When Italians refurbished their old Vetterlis out of necessity (they didn't have enough of the new Carcanos) from 10.5mm BP to 6.5x52mm, the pressures from the new smokeless powder rounds were dangerously high for the BP rifles (especially since Italians weren't good at quality control, so the powder loads varied greatly between even the rounds from the same lot. That is, when they were lucky to get rounds from the same lot in the same clip :)), to the point that the Italian Army only recommended shooting them as a last resort. I guess, that's when the immediate fear of the enemy outweighed the fear of the rifle blowing up.

So, if you intend to shoot it, be very, VERY careful what you shoot out of it. Have it inspected by someone who knows what he's doing (i.e. a decent gunsmith who knows these rifles). Even if the first few shots are fine, it doesn't guarantee that the subsequent shots will be fine, so use caution.

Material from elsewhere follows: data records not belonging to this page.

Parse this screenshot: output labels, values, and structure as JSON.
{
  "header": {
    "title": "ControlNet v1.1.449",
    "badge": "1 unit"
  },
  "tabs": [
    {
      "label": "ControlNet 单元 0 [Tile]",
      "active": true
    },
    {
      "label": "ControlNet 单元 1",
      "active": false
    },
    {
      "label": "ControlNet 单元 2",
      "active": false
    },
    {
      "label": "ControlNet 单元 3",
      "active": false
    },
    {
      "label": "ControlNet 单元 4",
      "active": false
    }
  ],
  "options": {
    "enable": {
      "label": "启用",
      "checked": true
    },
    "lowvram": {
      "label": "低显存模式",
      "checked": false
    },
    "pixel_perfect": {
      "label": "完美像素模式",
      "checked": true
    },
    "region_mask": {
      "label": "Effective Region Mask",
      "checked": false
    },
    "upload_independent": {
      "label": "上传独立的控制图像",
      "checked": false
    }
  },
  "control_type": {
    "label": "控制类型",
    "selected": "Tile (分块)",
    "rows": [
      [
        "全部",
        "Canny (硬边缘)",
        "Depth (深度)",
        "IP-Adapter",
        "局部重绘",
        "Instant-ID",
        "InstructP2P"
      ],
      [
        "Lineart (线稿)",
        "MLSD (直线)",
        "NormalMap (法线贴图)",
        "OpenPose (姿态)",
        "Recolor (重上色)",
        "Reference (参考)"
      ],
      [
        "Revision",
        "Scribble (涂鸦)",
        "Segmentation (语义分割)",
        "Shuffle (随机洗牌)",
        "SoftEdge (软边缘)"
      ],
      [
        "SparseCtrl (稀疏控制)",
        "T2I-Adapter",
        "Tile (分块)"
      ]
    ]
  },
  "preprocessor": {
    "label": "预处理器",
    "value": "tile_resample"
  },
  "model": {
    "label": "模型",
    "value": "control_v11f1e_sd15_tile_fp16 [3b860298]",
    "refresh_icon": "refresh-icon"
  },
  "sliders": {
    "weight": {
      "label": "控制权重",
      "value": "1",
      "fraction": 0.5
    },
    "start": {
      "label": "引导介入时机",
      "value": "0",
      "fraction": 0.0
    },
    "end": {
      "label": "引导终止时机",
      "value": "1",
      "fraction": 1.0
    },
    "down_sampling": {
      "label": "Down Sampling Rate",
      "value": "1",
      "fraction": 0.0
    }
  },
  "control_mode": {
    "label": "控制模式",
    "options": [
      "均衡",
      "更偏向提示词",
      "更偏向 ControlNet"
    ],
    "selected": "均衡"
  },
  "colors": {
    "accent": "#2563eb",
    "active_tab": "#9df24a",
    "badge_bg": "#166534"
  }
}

I shot my Vetterli Vitali M1870/87/15 4 times using surplus Italian ammo (yes, that was stupid, I should've asked someone to handload a milder load for me, for Italian surplus ammo isn't exactly known for its consistency). I shot the first two rounds while the rifle was positioned in a tire with a string tied to the trigger (I testfire new to me C&Rs that way, just in case), and the other two properly. On inspection, the rifle seemed fine, but I'd rather regularly shoot something I have more confidence in.

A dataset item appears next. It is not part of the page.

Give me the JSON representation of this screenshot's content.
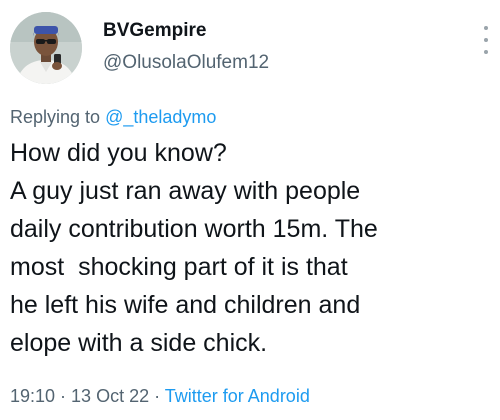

03-29-2010, 12:07 PM
Dont shoot it!? Is there any other source of reliable 6.5 ammo these days or should i just clean it, put it back on the shelf and get a Nagant?

03-29-2010, 1:45 PM
There are a few companies making new-production Carcano ammo, but the Vetterli action was built back in the days of black powder cartridges and is generally thought to be too weak for modern pressures. I'd put it back on the shelf until you either get into reloading and can make some low-pressure rounds or find someone who can. (You'll also need an en-bloc type clip for the Carcano rounds.)

Mosins are bountiful and cheap to feed, but they generally lead to Milsurpitis, which leads to many, many rifles, most of the time.

03-29-2010, 6:16 PM
Mosins are bountiful and cheap to feed, but they generally lead to Milsurpitis, which leads to many, many rifles, most of the time.

The problem with that being? :confused:

03-29-2010, 11:02 PM
Yeah i suppose its the easiest way. Nagant ammo is far more plentiful than Carcano...

Palimino Stripe
03-30-2010, 1:27 AM
Here's a great article on the Vetterli-Vitali 1870/87/15:


Read & consider yourself informed :)


03-30-2010, 9:17 AM
Good info, Thanks!

03-30-2010, 8:31 PM
i use the tire method too nick! great isn't it?